- "Make Excuses." As Muslims, this is an important part of my family's every day life (or should be). Some complain that people on the spectrum can be rude or obnoxious, but if we know someone is autistic -- or even if we don't -- we should "make excuses" for their actions or behaviors before dismissing them. Someone might seem obnoxious; as John Elder Robison describes in his book Be Different, they might switch the channel without taking any notice of other people in the room. But did they do so out of malicious intent? Or were they genuinely not aware the others in the room were watching something or were even there?
- Lose The Pity. To pity is to feel sorry for someone, to assume their misfortune and feel superior in your fortune. You might pity someone who has lost a relative, who has been diagnosed with cancer, whose home was destroyed in a hurricane -- these are things they are powerless to control. But to pity someone because their mind or body developed differently than yours is to consider them powerless, to assume they suffer for it rather than just get on and make use or make do with the abilities, the strengths, and the power that they do have. To pity is counter to acceptance -- just don't do it.
- Stop Using Devastating Language. It's dangerous. We can control how we respond and how we communicate with parents, and the media holds much of the responsibility here. Don't pity, don't say you're sorry, because parents are taking despairing attitudes to heart and children have been killed because of them! [Ed. note: to quote self-advocate Lydia Brown, "Don't let your children grow up in a world where society devalues their lives."]
- Be There. This is one sure way you can help. If parents are stressed or fatigued, listen to what they have to say. Offer to bring some meals, do the dishes, give respite. And see point 1.
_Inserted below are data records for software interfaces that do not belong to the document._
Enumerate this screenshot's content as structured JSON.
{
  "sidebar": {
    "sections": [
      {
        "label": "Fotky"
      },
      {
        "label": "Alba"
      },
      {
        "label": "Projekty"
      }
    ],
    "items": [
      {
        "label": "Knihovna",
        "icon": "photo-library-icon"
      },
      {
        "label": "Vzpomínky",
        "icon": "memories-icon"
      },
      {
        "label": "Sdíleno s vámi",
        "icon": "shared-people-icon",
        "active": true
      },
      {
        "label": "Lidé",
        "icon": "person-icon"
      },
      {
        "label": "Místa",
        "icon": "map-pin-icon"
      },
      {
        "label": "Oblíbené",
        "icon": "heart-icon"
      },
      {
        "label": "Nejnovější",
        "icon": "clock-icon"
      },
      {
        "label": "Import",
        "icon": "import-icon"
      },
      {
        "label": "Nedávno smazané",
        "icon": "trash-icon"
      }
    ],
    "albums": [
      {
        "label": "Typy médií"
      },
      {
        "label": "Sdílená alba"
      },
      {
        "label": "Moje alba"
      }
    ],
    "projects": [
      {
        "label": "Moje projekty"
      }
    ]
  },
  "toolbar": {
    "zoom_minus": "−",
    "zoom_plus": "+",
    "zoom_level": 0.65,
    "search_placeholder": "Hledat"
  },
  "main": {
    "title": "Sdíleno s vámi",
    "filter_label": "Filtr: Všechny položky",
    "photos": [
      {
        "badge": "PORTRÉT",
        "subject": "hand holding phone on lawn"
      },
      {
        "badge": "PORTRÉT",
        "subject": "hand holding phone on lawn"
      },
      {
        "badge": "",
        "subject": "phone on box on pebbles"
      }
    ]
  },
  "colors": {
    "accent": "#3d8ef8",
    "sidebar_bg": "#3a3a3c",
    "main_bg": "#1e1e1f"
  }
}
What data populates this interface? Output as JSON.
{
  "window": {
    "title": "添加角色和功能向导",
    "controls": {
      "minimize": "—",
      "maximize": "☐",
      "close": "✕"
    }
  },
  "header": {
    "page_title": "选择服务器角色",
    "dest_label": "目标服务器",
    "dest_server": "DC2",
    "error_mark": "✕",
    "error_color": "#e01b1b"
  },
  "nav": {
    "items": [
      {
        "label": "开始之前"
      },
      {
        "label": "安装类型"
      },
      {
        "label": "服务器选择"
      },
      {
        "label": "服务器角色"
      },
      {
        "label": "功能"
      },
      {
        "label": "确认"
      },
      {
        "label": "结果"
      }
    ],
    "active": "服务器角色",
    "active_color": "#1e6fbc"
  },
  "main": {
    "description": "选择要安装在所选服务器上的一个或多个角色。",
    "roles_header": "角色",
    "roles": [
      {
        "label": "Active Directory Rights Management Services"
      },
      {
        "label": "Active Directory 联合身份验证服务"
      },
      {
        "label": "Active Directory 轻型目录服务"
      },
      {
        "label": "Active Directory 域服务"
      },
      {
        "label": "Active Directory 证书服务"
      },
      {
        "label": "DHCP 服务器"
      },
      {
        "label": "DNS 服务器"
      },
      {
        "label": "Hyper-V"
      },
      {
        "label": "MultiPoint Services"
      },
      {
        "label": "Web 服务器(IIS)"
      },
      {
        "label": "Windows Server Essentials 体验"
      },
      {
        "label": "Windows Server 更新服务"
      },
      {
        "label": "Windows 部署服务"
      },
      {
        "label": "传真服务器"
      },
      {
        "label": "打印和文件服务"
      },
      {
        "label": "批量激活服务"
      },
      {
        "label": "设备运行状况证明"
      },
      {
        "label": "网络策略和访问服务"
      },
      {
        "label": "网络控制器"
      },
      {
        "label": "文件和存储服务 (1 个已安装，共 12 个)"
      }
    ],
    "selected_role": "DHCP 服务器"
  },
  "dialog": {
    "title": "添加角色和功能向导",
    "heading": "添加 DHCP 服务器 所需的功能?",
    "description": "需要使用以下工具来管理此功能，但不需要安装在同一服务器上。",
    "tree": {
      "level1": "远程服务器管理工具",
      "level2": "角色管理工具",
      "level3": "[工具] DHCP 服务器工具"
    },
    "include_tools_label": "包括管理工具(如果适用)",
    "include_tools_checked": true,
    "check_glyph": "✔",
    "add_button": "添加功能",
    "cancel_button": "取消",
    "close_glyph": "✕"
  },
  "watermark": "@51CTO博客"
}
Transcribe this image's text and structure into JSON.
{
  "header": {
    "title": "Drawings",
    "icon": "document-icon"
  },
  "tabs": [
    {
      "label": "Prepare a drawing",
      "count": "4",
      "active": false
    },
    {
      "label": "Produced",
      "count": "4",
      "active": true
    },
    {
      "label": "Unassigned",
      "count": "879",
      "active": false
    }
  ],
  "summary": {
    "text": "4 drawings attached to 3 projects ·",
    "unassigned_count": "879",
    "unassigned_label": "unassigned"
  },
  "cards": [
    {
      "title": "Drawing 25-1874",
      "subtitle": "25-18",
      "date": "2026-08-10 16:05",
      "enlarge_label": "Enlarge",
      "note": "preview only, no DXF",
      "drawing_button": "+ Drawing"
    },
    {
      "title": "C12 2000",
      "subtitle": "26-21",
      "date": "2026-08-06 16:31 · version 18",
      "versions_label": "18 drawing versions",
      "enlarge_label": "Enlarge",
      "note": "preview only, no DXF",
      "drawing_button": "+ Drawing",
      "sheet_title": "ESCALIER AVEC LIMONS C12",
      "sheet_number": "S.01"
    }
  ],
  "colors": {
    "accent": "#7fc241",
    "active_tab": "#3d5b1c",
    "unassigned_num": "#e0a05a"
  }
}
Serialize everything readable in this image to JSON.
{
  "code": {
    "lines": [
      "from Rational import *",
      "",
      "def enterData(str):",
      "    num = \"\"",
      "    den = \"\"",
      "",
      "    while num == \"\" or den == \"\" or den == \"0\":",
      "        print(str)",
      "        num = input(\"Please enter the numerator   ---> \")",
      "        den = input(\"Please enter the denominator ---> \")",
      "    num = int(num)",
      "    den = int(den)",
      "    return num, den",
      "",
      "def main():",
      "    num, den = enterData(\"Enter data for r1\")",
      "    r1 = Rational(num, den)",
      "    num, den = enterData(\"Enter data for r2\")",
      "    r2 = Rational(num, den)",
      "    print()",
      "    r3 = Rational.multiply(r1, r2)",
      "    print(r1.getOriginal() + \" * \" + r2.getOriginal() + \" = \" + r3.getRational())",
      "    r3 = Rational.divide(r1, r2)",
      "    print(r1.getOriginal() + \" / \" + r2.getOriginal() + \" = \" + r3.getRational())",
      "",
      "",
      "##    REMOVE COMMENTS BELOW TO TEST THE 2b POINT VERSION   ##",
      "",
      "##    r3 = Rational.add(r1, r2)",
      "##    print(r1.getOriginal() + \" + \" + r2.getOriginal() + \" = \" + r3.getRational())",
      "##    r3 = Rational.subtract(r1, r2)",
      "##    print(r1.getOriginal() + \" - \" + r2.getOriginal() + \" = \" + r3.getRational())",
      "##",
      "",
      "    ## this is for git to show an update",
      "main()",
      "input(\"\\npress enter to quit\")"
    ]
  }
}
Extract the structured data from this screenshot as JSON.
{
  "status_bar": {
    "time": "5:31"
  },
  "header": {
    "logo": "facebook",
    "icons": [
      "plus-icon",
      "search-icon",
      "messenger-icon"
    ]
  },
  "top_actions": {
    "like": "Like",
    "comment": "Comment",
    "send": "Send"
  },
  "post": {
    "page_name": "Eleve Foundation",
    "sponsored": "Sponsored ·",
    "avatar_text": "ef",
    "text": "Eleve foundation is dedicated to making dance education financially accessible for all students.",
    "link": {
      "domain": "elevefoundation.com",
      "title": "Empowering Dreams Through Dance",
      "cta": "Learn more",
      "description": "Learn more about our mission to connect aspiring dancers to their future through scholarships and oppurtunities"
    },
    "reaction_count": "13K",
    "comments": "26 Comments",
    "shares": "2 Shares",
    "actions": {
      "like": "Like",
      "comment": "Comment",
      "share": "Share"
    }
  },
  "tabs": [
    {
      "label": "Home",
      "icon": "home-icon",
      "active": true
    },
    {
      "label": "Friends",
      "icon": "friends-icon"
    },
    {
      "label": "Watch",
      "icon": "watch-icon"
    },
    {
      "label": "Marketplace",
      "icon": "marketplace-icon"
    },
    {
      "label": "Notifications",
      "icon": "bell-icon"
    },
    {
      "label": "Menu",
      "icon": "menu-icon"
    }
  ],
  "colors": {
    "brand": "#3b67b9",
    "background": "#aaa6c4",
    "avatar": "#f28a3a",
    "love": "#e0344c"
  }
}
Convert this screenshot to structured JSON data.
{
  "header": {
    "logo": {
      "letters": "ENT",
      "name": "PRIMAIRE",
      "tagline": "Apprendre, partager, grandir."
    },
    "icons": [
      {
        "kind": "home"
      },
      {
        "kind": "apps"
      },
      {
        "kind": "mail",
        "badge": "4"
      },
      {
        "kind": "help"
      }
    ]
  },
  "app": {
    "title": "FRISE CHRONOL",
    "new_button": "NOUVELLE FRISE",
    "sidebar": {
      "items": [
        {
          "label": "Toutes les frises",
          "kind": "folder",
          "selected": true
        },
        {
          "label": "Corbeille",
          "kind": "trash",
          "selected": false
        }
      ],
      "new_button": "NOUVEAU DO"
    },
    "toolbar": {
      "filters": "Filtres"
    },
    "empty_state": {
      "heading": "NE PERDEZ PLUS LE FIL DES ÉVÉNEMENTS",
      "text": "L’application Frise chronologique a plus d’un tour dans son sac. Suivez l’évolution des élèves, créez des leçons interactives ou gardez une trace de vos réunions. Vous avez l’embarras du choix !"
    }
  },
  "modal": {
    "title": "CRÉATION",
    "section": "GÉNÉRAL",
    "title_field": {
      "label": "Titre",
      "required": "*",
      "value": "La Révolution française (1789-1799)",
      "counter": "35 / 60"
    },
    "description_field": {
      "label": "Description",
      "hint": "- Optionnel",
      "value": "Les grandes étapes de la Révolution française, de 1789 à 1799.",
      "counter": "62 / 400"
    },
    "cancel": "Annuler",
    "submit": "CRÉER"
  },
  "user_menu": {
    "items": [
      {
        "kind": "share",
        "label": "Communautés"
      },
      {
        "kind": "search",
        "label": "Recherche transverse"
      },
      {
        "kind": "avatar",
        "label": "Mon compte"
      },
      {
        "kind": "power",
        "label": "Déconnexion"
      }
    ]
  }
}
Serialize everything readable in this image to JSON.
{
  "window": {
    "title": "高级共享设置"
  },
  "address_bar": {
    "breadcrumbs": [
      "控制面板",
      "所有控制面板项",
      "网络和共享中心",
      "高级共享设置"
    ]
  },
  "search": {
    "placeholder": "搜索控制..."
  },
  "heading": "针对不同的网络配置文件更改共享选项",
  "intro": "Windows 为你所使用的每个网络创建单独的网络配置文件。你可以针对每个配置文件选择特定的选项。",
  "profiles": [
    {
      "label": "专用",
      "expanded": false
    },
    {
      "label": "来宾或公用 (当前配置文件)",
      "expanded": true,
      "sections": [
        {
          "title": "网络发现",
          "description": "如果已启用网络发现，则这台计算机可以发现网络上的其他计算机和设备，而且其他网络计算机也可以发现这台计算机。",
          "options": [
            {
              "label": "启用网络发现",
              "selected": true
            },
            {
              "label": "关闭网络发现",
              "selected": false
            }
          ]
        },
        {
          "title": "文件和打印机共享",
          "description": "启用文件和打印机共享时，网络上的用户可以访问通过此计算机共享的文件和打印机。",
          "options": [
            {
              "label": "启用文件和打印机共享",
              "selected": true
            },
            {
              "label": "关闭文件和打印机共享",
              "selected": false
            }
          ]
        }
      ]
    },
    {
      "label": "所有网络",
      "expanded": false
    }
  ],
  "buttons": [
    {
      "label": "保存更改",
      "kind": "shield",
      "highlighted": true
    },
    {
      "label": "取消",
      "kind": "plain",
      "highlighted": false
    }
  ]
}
- Don't Judge or "Know Better." "I heard about this diet/theory/study/cure," "You know Jenny McCarthy..." "I'm sure they'll grow out of it," "You definitely have to be more consistent," -- You mean well, we get it, it's just that we've heard it all before, it's just that it's based on media hype, it's just that it's rooted in parent blame. I've learned to ask questions instead of offering advice or opinion on something I don't understand: "What sorts of therapies are you looking at?" "I'd definitely bring that up to the doctor/teacher/therapist, just to see what they think. Keep me posted!" or just simply "I wish I had some helpful advice for you. Let me know if you want to talk, I have a good listening ear."
- Invite Them. That party that you know will be overwhelming for their special needs kid? Invite them anyway. Really want them to come, ask early in the planning stages and work with the parents -- and the child when possible -- to figure out what can be done to make the party more accessible, more sensory friendly, safer, gentler, more welcoming and accepting. It might be hard for you to plan around a child's needs you don't fully understand, but it will mean a lot to a family who really doesn't get to go to many Eid parties (for example).
- Give Them a Break. Come for coffee and be prepared to wipe up if it's spilled. Go for a walk and be prepared to grab a child who may run past you into the road. Have a chat and be prepared to talk around loud stimming. Go shopping with them, because four hands are better than two. Accept that your friend/family member has an autistic child, accept the autism, get comfortable with it and enjoy the company of it -- it definitely makes life interesting!